As CNN reported, the gunman who killed 19 students and two teachers at Robb Elementary School on Tuesday was inside the building’s premises for an hour before authorities broke into the room he was barricaded in and killed him. Some bystanders have questioned why police did not immediately do more to stop the shooter, while others suggested that they even charge into the school themselves.
The perpetrator, 18-year-old Salvador Rolando Ramos, shot his grandmother and stole her truck, which he then crashed through a barricade just outside of the school. Despite initial reports indicating that he was wearing body-armor, he was actually wearing a plate carrier tactical vest without armor inside. He was equipped with a handgun and an AR-15 style rifle. As the Associated Press reported, witnesses said he opened fire at two individuals at a nearby funeral home before wounding a school district police officer and heading inside the school.
Onlookers at the scene as the shooting took place reportedly urged responding police officers to go inside the school. Javier Cazarez, whose fourth-grade daughter was killed in the shooting, arrived at the scene to see police gathered outside the building. He suggested to others that they “rush in because the cops aren’t doing anything like they are supposed to.” Cazarez accused the police officers of not doing enough, and being “unprepared” for the situation at hand.
After Ramos entered the building, he reportedly exchanged fire with two responding police officers outside. He went into one classroom and barricaded himself in, which is where he killed all 21 victims, as Lt. Christopher Olivarez of the Department of Public Safety said.

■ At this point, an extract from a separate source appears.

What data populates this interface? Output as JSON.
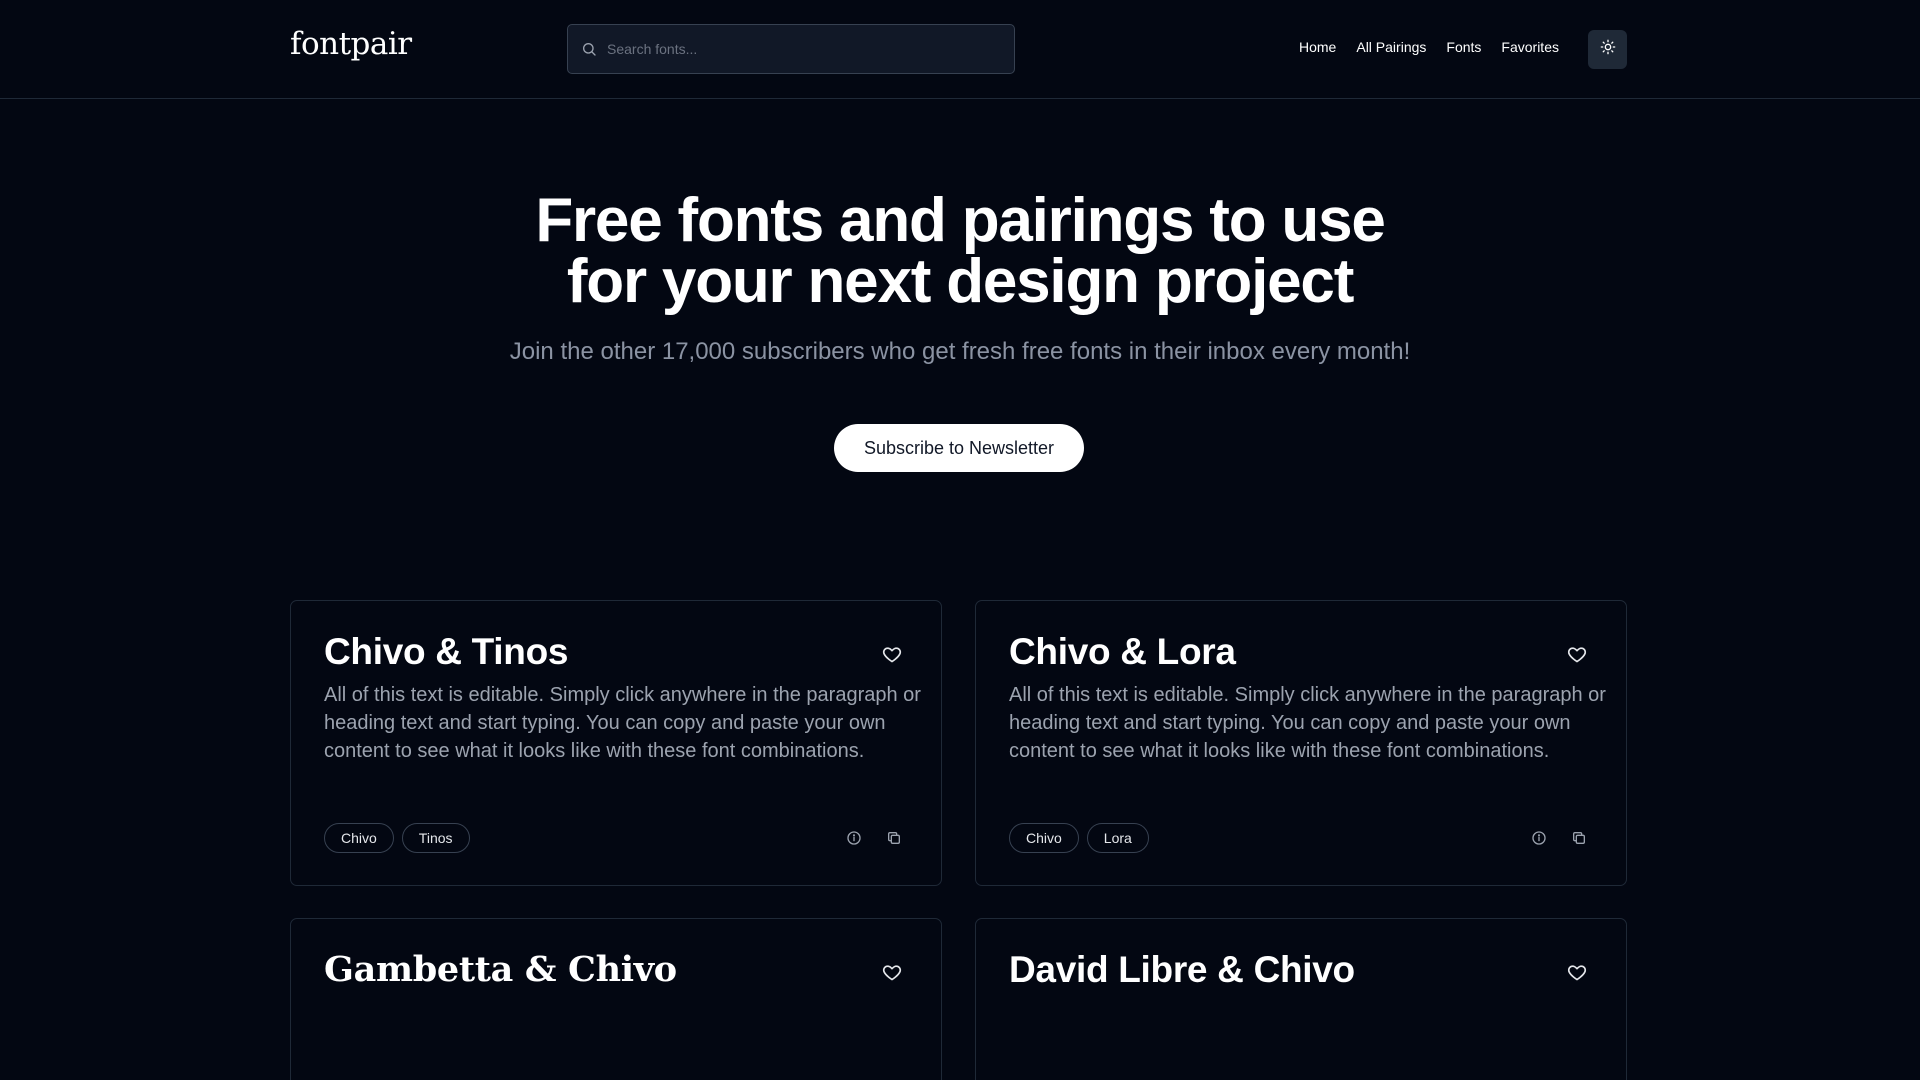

Steve McCreaw, the Public Safety Director, said that approximately 40 minutes to an hour elapsed from the time Ramos shot the school officer and when the tactical team broke down the door and killed him. “The bottom line is law enforcement was there,” McCraw said. “They did engage immediately. They did contain (Ramos) in the classroom.” 24-year-old Juan Carranza, who witnessed the shooting from his house across the street, believes officers could have entered the school much sooner. “There were more of them,” said Carranza. “There was just one of him.”

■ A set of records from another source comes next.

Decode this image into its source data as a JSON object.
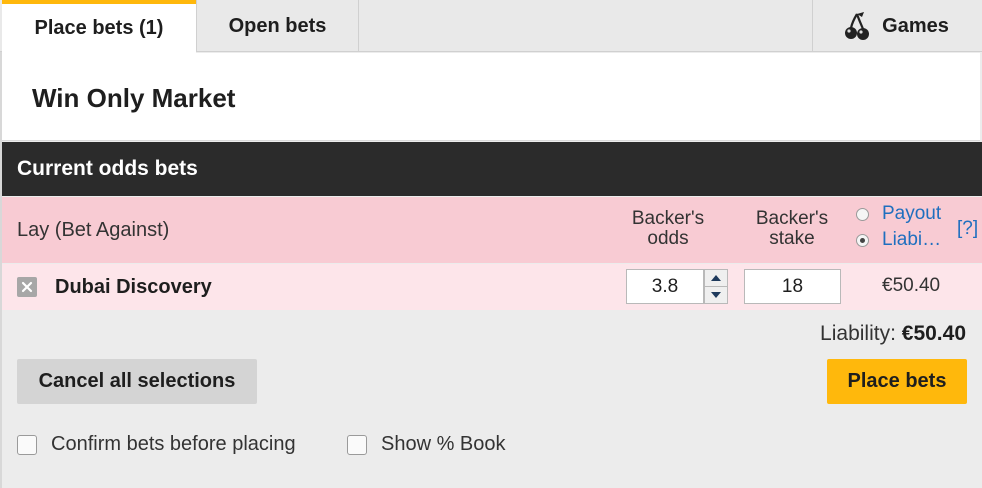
{
  "tabs": {
    "place_bets": "Place bets (1)",
    "open_bets": "Open bets",
    "games": "Games",
    "games_icon": "cherries-icon",
    "active_accent": "#ffb80c"
  },
  "market": {
    "title": "Win Only Market"
  },
  "section": {
    "title": "Current odds bets"
  },
  "columns": {
    "lay_label": "Lay (Bet Against)",
    "backers_odds_line1": "Backer's",
    "backers_odds_line2": "odds",
    "backers_stake_line1": "Backer's",
    "backers_stake_line2": "stake",
    "payout_label": "Payout",
    "liability_label": "Liabi…",
    "help": "[?]",
    "selected_option": "Liability"
  },
  "selection": {
    "runner": "Dubai Discovery",
    "odds": "3.8",
    "stake": "18",
    "liability": "€50.40"
  },
  "summary": {
    "liability_label": "Liability:",
    "liability_value": "€50.40"
  },
  "actions": {
    "cancel": "Cancel all selections",
    "place": "Place bets"
  },
  "options": {
    "confirm_bets": "Confirm bets before placing",
    "confirm_bets_checked": false,
    "show_book": "Show % Book",
    "show_book_checked": false
  },
  "colors": {
    "header_dark": "#2b2b2b",
    "lay_pink": "#f8cbd3",
    "lay_row": "#fde5ea",
    "link_blue": "#1f6fbf"
  }
}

In an interview with KENS 5, as seen below, Lt. Christopher Olivarez appeared to confirm speculation that some police officers prioritized their own children over stopping the shooter. “We do know right now that there was some police officers families trying to get their children out of the school because it was an active shooter situation,” he said at the 1:40 point.

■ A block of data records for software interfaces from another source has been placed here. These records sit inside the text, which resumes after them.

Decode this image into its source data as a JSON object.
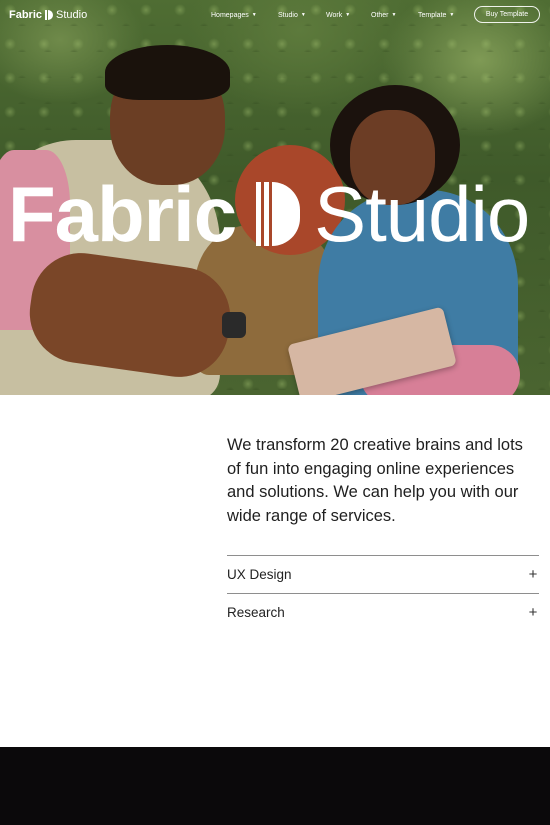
{
  "brand": {
    "bold": "Fabric",
    "light": "Studio"
  },
  "nav": {
    "items": [
      {
        "label": "Homepages"
      },
      {
        "label": "Studio"
      },
      {
        "label": "Work"
      },
      {
        "label": "Other"
      },
      {
        "label": "Template"
      }
    ],
    "cta_label": "Buy Template",
    "chevron_icon": "chevron-down-icon"
  },
  "hero": {
    "logo_bold": "Fabric",
    "logo_light": "Studio",
    "image": "photo of three people laughing in front of a green hedge"
  },
  "intro": {
    "text": "We transform 20 creative brains and lots of fun into engaging online experiences and solutions. We can help you with our wide range of services."
  },
  "services": [
    {
      "label": "UX Design",
      "icon": "+"
    },
    {
      "label": "Research",
      "icon": "+"
    }
  ],
  "colors": {
    "footer_bg": "#0b090b",
    "text": "#1f1f1f",
    "divider": "#8e8e8e"
  }
}
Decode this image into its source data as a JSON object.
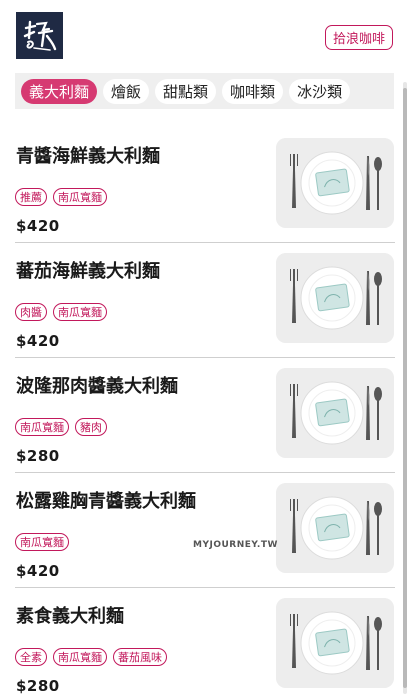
{
  "header": {
    "brand_button": "拾浪咖啡"
  },
  "tabs": [
    {
      "label": "義大利麵",
      "active": true
    },
    {
      "label": "燴飯",
      "active": false
    },
    {
      "label": "甜點類",
      "active": false
    },
    {
      "label": "咖啡類",
      "active": false
    },
    {
      "label": "冰沙類",
      "active": false
    }
  ],
  "menu": {
    "items": [
      {
        "name": "青醬海鮮義大利麵",
        "tags": [
          "推薦",
          "南瓜寬麵"
        ],
        "price": "$420"
      },
      {
        "name": "蕃茄海鮮義大利麵",
        "tags": [
          "肉醬",
          "南瓜寬麵"
        ],
        "price": "$420"
      },
      {
        "name": "波隆那肉醬義大利麵",
        "tags": [
          "南瓜寬麵",
          "豬肉"
        ],
        "price": "$280"
      },
      {
        "name": "松露雞胸青醬義大利麵",
        "tags": [
          "南瓜寬麵"
        ],
        "price": "$420"
      },
      {
        "name": "素食義大利麵",
        "tags": [
          "全素",
          "南瓜寬麵",
          "蕃茄風味"
        ],
        "price": "$280"
      }
    ]
  },
  "watermark": "MYJOURNEY.TW",
  "colors": {
    "accent": "#c2185b",
    "active_tab": "#d63a72",
    "logo_bg": "#1f2a44",
    "tab_bar_bg": "#efefef"
  },
  "icons": {
    "logo": "calligraphy-logo",
    "thumbnail": "plate-cutlery-placeholder"
  }
}
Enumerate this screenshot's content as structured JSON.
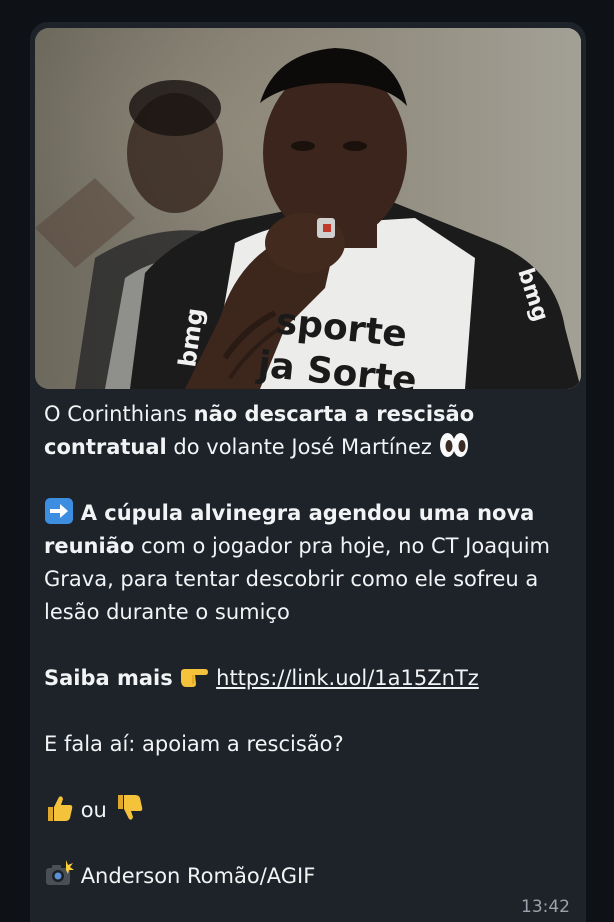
{
  "post": {
    "line1_prefix": "O Corinthians ",
    "line1_bold": "não descarta a rescisão contratual",
    "line1_suffix": " do volante José Martínez",
    "para2_bold": "A cúpula alvinegra agendou uma nova reunião",
    "para2_text": " com o jogador pra hoje, no CT Joaquim Grava, para tentar descobrir como ele sofreu a lesão durante o sumiço",
    "saiba_label": "Saiba mais",
    "link": "https://link.uol/1a15ZnTz",
    "question": "E fala aí: apoiam a rescisão?",
    "or_word": "ou",
    "credit": "Anderson Romão/AGIF",
    "time": "13:42"
  },
  "photo": {
    "shirt_sponsor_line1": "sporte",
    "shirt_sponsor_line2": "ja Sorte",
    "sleeve_sponsor": "bmg",
    "sleeve_sponsor_right": "bmg"
  },
  "icons": [
    "eyes-icon",
    "right-arrow-icon",
    "point-right-icon",
    "thumbs-up-icon",
    "thumbs-down-icon",
    "camera-flash-icon"
  ]
}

Olivarez has yet to clarify his comments, but McCraw did admit that officers failed to prevent more children from being killed. "Obviously this is a situation we failed in the sense that we didn't prevent this mass attack—but I can tell you, those officers that arrived on the scene and put their lives in danger, they saved other kids," he said. "They kept him pinned down, and we're very proud of that."